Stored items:

..............................

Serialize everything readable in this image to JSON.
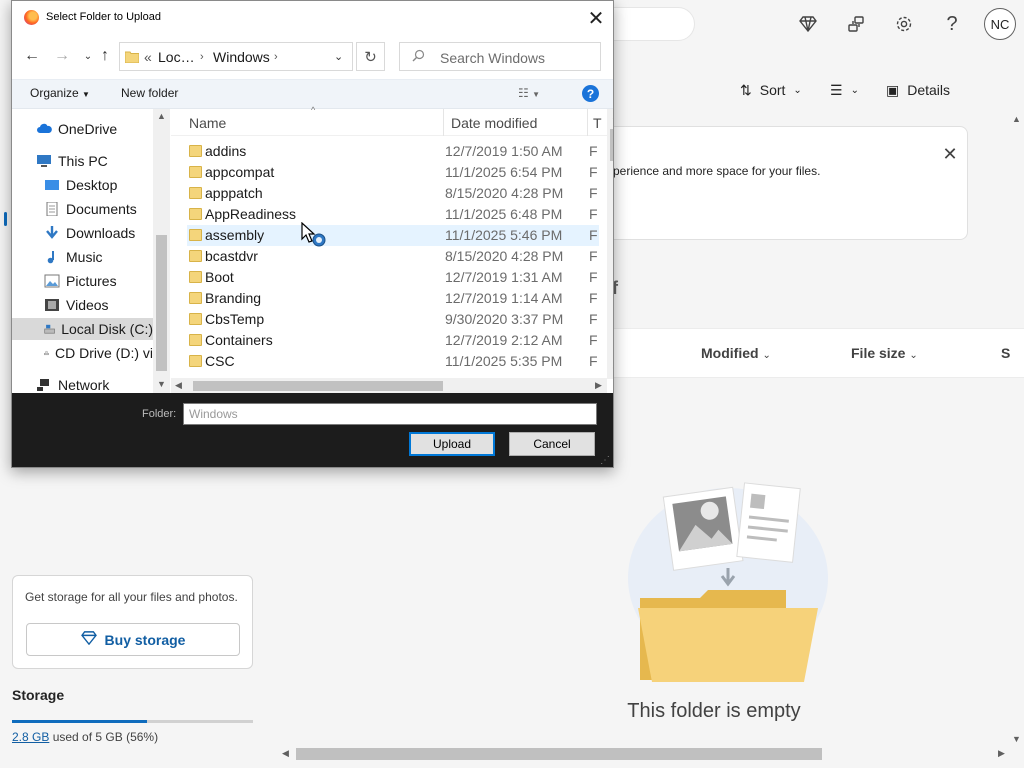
{
  "background": {
    "avatar_initials": "NC",
    "command_bar": {
      "sort_label": "Sort",
      "details_label": "Details"
    },
    "banner_text": "perience and more space for your files.",
    "partial_heading": "f",
    "columns": {
      "modified": "Modified",
      "file_size": "File size",
      "partial": "S"
    },
    "empty_state": {
      "title": "This folder is empty"
    },
    "storage": {
      "promo_text": "Get storage for all your files and photos.",
      "buy_button": "Buy storage",
      "label": "Storage",
      "used_amount": "2.8 GB",
      "used_suffix": "used of 5 GB (56%)",
      "used_percent": 56
    }
  },
  "dialog": {
    "title": "Select Folder to Upload",
    "address": {
      "prefix": "«",
      "seg1": "Loc…",
      "seg2": "Windows"
    },
    "search_placeholder": "Search Windows",
    "toolbar": {
      "organize": "Organize",
      "new_folder": "New folder"
    },
    "nav_items": [
      {
        "label": "OneDrive",
        "icon": "cloud-icon"
      },
      {
        "label": "This PC",
        "icon": "pc-icon"
      },
      {
        "label": "Desktop",
        "icon": "desktop-icon"
      },
      {
        "label": "Documents",
        "icon": "documents-icon"
      },
      {
        "label": "Downloads",
        "icon": "downloads-icon"
      },
      {
        "label": "Music",
        "icon": "music-icon"
      },
      {
        "label": "Pictures",
        "icon": "pictures-icon"
      },
      {
        "label": "Videos",
        "icon": "videos-icon"
      },
      {
        "label": "Local Disk (C:)",
        "icon": "disk-icon",
        "selected": true
      },
      {
        "label": "CD Drive (D:) vi",
        "icon": "cd-icon"
      },
      {
        "label": "Network",
        "icon": "network-icon"
      }
    ],
    "columns": {
      "name": "Name",
      "date_modified": "Date modified",
      "type": "T"
    },
    "files": [
      {
        "name": "addins",
        "date": "12/7/2019 1:50 AM",
        "type": "F"
      },
      {
        "name": "appcompat",
        "date": "11/1/2025 6:54 PM",
        "type": "F"
      },
      {
        "name": "apppatch",
        "date": "8/15/2020 4:28 PM",
        "type": "F"
      },
      {
        "name": "AppReadiness",
        "date": "11/1/2025 6:48 PM",
        "type": "F"
      },
      {
        "name": "assembly",
        "date": "11/1/2025 5:46 PM",
        "type": "F",
        "hover": true
      },
      {
        "name": "bcastdvr",
        "date": "8/15/2020 4:28 PM",
        "type": "F"
      },
      {
        "name": "Boot",
        "date": "12/7/2019 1:31 AM",
        "type": "F"
      },
      {
        "name": "Branding",
        "date": "12/7/2019 1:14 AM",
        "type": "F"
      },
      {
        "name": "CbsTemp",
        "date": "9/30/2020 3:37 PM",
        "type": "F"
      },
      {
        "name": "Containers",
        "date": "12/7/2019 2:12 AM",
        "type": "F"
      },
      {
        "name": "CSC",
        "date": "11/1/2025 5:35 PM",
        "type": "F"
      }
    ],
    "folder_label": "Folder:",
    "folder_value": "Windows",
    "upload_button": "Upload",
    "cancel_button": "Cancel"
  }
}
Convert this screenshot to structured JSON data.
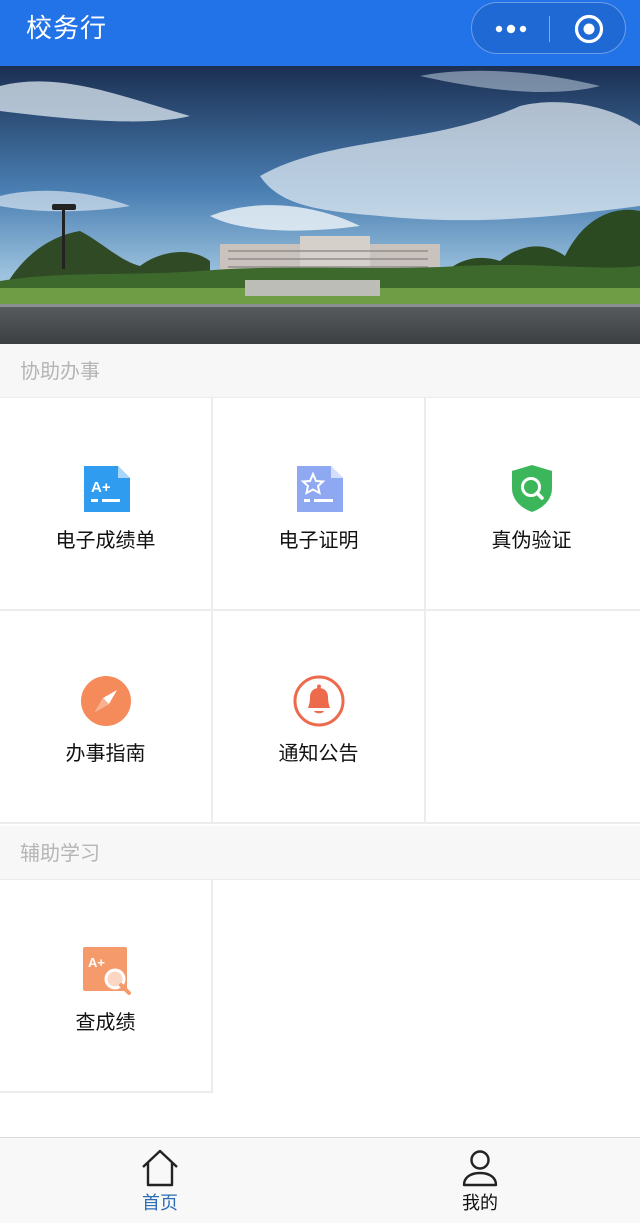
{
  "header": {
    "title": "校务行",
    "more_icon": "more-dots-icon",
    "close_icon": "circle-target-icon"
  },
  "colors": {
    "brand": "#2272e8",
    "tab_active": "#2c6db5",
    "tab_inactive": "#111111",
    "section_text": "#b5b5b5"
  },
  "sections": [
    {
      "title": "协助办事",
      "items": [
        {
          "label": "电子成绩单",
          "icon": "transcript-a-plus-icon"
        },
        {
          "label": "电子证明",
          "icon": "certificate-star-icon"
        },
        {
          "label": "真伪验证",
          "icon": "shield-search-icon"
        },
        {
          "label": "办事指南",
          "icon": "compass-icon"
        },
        {
          "label": "通知公告",
          "icon": "bell-icon"
        }
      ]
    },
    {
      "title": "辅助学习",
      "items": [
        {
          "label": "查成绩",
          "icon": "grade-search-icon"
        }
      ]
    }
  ],
  "tabbar": {
    "tabs": [
      {
        "label": "首页",
        "icon": "home-icon",
        "active": true
      },
      {
        "label": "我的",
        "icon": "user-icon",
        "active": false
      }
    ]
  }
}
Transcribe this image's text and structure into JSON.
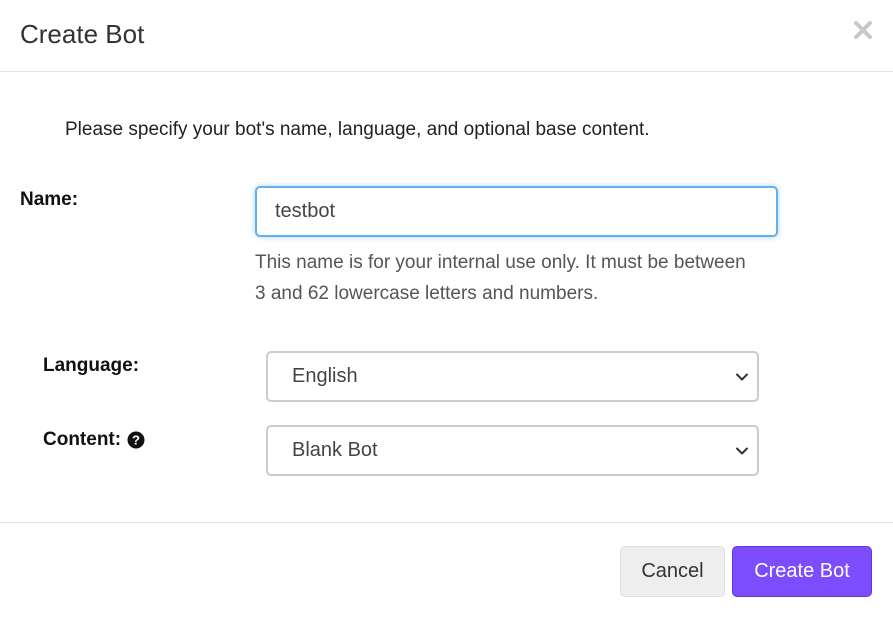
{
  "dialog": {
    "title": "Create Bot",
    "close_icon": "close-icon"
  },
  "body": {
    "intro": "Please specify your bot's name, language, and optional base content.",
    "name": {
      "label": "Name:",
      "value": "testbot",
      "help": "This name is for your internal use only. It must be between 3 and 62 lowercase letters and numbers."
    },
    "language": {
      "label": "Language:",
      "selected": "English"
    },
    "content": {
      "label": "Content:",
      "help_icon": "question-circle-icon",
      "selected": "Blank Bot"
    }
  },
  "footer": {
    "cancel_label": "Cancel",
    "create_label": "Create Bot"
  },
  "colors": {
    "accent": "#7c4dff",
    "focus_border": "#66afe9"
  }
}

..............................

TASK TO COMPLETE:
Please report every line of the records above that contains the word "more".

RESPONSE TO THE EXERCISE:
    "banner_text": "perience and more space for your files.",
    "more_icon": "more-dots-icon",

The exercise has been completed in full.